4 The Lord advances, and yet advances, Always the shadow in front, always the reach'd hand bringing up the laggards. Out of this face emerge banners and horses—O superb! I see what is coming, I see the high pioneer-caps, see staves of runners clearing the way, I hear victorious drums. This face is a life-boat, This is the face commanding and bearded, it asks no odds of the rest, This face is flavor'd fruit ready for eating, This face of a healthy honest boy is the programme of all good. These faces bear testimony slumbering or awake, They show their descent from the Master himself. Off the word I have spoken I except not one—red, white, black, are all deific, In each house is the ovum, it comes forth after a thousand years. Spots or cracks at the windows do not disturb me, Tall and sufficient stand behind and make signs to me, I read the promise and patiently wait. This is a full-grown lily's face, She speaks to the limber-hipp'd man near the garden pickets, Come here she blushingly cries, Come nigh to me limber-hipp'd man, Stand at my side till I lean as high as I can upon you, Fill me with albescent honey, bend down to me, Rub to me with your chafing beard, rub to my breast and shoulders.
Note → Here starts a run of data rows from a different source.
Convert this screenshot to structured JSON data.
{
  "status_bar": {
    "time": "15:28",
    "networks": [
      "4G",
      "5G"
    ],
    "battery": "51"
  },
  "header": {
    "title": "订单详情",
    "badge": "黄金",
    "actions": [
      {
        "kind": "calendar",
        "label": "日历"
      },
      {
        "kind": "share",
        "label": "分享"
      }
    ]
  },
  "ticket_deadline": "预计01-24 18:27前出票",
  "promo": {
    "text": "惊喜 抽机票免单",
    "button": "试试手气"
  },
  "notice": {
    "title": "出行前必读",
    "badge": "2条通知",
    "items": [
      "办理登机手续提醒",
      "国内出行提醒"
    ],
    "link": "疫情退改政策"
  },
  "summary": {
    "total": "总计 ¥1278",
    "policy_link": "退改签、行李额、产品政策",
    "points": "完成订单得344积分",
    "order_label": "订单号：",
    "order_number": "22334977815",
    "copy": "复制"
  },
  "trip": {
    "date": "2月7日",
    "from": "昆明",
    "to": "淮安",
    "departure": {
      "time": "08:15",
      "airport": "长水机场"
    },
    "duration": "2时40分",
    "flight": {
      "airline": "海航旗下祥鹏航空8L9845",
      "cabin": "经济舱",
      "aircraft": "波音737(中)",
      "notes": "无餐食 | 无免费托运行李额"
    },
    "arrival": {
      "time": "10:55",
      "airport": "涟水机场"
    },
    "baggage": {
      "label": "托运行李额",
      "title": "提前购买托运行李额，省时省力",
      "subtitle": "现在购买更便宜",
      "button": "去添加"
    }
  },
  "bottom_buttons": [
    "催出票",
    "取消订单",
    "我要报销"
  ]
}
Posted on 18/07/2015, in literature, poetry and tagged 19th Century Poetry, American literature, American poets, Daily Whitman, free verse, Leaves of Grass, literature, poems, poetry, Transcendentalists, Walt Whitman. Bookmark the permalink. Leave a comment.